### How to complete this task:
A complete, exact copy of the records below is the required result.
┌─ Data records
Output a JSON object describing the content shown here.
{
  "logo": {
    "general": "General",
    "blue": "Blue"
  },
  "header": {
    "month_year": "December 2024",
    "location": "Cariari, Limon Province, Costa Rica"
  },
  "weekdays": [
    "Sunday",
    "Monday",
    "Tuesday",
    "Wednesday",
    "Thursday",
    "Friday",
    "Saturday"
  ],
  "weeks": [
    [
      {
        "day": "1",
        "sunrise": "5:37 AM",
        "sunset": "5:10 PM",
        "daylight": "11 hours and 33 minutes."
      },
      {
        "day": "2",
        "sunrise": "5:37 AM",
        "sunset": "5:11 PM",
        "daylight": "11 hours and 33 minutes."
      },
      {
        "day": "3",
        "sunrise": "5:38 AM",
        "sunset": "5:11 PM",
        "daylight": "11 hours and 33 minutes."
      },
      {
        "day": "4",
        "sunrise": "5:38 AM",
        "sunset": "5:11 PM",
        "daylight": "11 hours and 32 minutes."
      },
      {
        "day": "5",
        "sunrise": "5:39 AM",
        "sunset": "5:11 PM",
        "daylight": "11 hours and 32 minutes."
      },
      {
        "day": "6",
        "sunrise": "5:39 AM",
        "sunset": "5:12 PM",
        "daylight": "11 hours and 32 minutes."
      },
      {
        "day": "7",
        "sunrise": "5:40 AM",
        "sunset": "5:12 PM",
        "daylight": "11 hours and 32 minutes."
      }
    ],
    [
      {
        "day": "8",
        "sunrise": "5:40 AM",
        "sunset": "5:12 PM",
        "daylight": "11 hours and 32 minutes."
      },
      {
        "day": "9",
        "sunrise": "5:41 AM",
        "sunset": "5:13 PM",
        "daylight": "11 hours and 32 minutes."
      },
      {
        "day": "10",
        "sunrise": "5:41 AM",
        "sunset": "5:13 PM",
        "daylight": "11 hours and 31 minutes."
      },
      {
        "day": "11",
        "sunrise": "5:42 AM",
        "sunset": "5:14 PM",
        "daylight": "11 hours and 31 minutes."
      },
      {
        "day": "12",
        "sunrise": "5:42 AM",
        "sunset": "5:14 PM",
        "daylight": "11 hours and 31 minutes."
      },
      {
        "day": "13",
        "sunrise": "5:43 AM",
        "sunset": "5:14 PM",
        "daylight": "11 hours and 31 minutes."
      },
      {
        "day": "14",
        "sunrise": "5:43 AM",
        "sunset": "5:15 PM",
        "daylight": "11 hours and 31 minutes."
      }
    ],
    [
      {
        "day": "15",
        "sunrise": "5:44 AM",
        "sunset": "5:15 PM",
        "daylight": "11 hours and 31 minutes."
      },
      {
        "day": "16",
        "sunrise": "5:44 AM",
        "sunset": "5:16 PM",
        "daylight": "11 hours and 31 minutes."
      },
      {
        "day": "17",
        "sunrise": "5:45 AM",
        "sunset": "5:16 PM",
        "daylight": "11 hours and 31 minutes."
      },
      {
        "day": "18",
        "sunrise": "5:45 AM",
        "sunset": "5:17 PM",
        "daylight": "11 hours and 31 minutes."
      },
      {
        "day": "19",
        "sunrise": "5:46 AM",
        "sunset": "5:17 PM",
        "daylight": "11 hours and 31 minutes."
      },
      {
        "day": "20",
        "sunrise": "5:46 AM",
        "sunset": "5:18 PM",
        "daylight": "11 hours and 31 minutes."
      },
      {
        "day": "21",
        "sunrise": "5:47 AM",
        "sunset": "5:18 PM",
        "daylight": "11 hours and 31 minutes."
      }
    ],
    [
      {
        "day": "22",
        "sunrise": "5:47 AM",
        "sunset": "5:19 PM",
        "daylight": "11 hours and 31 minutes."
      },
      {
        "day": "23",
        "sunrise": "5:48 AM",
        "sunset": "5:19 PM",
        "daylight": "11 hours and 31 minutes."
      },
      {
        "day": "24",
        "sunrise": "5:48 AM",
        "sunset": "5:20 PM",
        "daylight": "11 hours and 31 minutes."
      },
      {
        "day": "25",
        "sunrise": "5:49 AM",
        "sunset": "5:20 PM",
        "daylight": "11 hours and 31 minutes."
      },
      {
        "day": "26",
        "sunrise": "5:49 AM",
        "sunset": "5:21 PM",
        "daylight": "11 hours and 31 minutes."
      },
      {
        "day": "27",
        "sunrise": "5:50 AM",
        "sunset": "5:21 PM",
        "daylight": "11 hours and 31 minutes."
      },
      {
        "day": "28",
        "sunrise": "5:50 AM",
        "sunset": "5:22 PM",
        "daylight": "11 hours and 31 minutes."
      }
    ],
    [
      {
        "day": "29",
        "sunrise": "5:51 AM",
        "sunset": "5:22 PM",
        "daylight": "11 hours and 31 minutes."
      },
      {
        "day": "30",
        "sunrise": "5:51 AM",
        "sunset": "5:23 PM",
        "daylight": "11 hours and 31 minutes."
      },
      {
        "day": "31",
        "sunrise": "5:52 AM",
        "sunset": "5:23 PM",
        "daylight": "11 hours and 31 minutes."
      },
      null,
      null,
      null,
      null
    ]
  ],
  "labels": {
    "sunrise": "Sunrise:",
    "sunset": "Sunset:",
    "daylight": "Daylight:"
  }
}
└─
### Answer to this problem:
Output a JSON object describing the content shown here.
{
  "logo": {
    "general": "General",
    "blue": "Blue"
  },
  "header": {
    "month_year": "December 2024",
    "location": "Cariari, Limon Province, Costa Rica"
  },
  "weekdays": [
    "Sunday",
    "Monday",
    "Tuesday",
    "Wednesday",
    "Thursday",
    "Friday",
    "Saturday"
  ],
  "weeks": [
    [
      {
        "day": "1",
        "sunrise": "5:37 AM",
        "sunset": "5:10 PM",
        "daylight": "11 hours and 33 minutes."
      },
      {
        "day": "2",
        "sunrise": "5:37 AM",
        "sunset": "5:11 PM",
        "daylight": "11 hours and 33 minutes."
      },
      {
        "day": "3",
        "sunrise": "5:38 AM",
        "sunset": "5:11 PM",
        "daylight": "11 hours and 33 minutes."
      },
      {
        "day": "4",
        "sunrise": "5:38 AM",
        "sunset": "5:11 PM",
        "daylight": "11 hours and 32 minutes."
      },
      {
        "day": "5",
        "sunrise": "5:39 AM",
        "sunset": "5:11 PM",
        "daylight": "11 hours and 32 minutes."
      },
      {
        "day": "6",
        "sunrise": "5:39 AM",
        "sunset": "5:12 PM",
        "daylight": "11 hours and 32 minutes."
      },
      {
        "day": "7",
        "sunrise": "5:40 AM",
        "sunset": "5:12 PM",
        "daylight": "11 hours and 32 minutes."
      }
    ],
    [
      {
        "day": "8",
        "sunrise": "5:40 AM",
        "sunset": "5:12 PM",
        "daylight": "11 hours and 32 minutes."
      },
      {
        "day": "9",
        "sunrise": "5:41 AM",
        "sunset": "5:13 PM",
        "daylight": "11 hours and 32 minutes."
      },
      {
        "day": "10",
        "sunrise": "5:41 AM",
        "sunset": "5:13 PM",
        "daylight": "11 hours and 31 minutes."
      },
      {
        "day": "11",
        "sunrise": "5:42 AM",
        "sunset": "5:14 PM",
        "daylight": "11 hours and 31 minutes."
      },
      {
        "day": "12",
        "sunrise": "5:42 AM",
        "sunset": "5:14 PM",
        "daylight": "11 hours and 31 minutes."
      },
      {
        "day": "13",
        "sunrise": "5:43 AM",
        "sunset": "5:14 PM",
        "daylight": "11 hours and 31 minutes."
      },
      {
        "day": "14",
        "sunrise": "5:43 AM",
        "sunset": "5:15 PM",
        "daylight": "11 hours and 31 minutes."
      }
    ],
    [
      {
        "day": "15",
        "sunrise": "5:44 AM",
        "sunset": "5:15 PM",
        "daylight": "11 hours and 31 minutes."
      },
      {
        "day": "16",
        "sunrise": "5:44 AM",
        "sunset": "5:16 PM",
        "daylight": "11 hours and 31 minutes."
      },
      {
        "day": "17",
        "sunrise": "5:45 AM",
        "sunset": "5:16 PM",
        "daylight": "11 hours and 31 minutes."
      },
      {
        "day": "18",
        "sunrise": "5:45 AM",
        "sunset": "5:17 PM",
        "daylight": "11 hours and 31 minutes."
      },
      {
        "day": "19",
        "sunrise": "5:46 AM",
        "sunset": "5:17 PM",
        "daylight": "11 hours and 31 minutes."
      },
      {
        "day": "20",
        "sunrise": "5:46 AM",
        "sunset": "5:18 PM",
        "daylight": "11 hours and 31 minutes."
      },
      {
        "day": "21",
        "sunrise": "5:47 AM",
        "sunset": "5:18 PM",
        "daylight": "11 hours and 31 minutes."
      }
    ],
    [
      {
        "day": "22",
        "sunrise": "5:47 AM",
        "sunset": "5:19 PM",
        "daylight": "11 hours and 31 minutes."
      },
      {
        "day": "23",
        "sunrise": "5:48 AM",
        "sunset": "5:19 PM",
        "daylight": "11 hours and 31 minutes."
      },
      {
        "day": "24",
        "sunrise": "5:48 AM",
        "sunset": "5:20 PM",
        "daylight": "11 hours and 31 minutes."
      },
      {
        "day": "25",
        "sunrise": "5:49 AM",
        "sunset": "5:20 PM",
        "daylight": "11 hours and 31 minutes."
      },
      {
        "day": "26",
        "sunrise": "5:49 AM",
        "sunset": "5:21 PM",
        "daylight": "11 hours and 31 minutes."
      },
      {
        "day": "27",
        "sunrise": "5:50 AM",
        "sunset": "5:21 PM",
        "daylight": "11 hours and 31 minutes."
      },
      {
        "day": "28",
        "sunrise": "5:50 AM",
        "sunset": "5:22 PM",
        "daylight": "11 hours and 31 minutes."
      }
    ],
    [
      {
        "day": "29",
        "sunrise": "5:51 AM",
        "sunset": "5:22 PM",
        "daylight": "11 hours and 31 minutes."
      },
      {
        "day": "30",
        "sunrise": "5:51 AM",
        "sunset": "5:23 PM",
        "daylight": "11 hours and 31 minutes."
      },
      {
        "day": "31",
        "sunrise": "5:52 AM",
        "sunset": "5:23 PM",
        "daylight": "11 hours and 31 minutes."
      },
      null,
      null,
      null,
      null
    ]
  ],
  "labels": {
    "sunrise": "Sunrise:",
    "sunset": "Sunset:",
    "daylight": "Daylight:"
  }
}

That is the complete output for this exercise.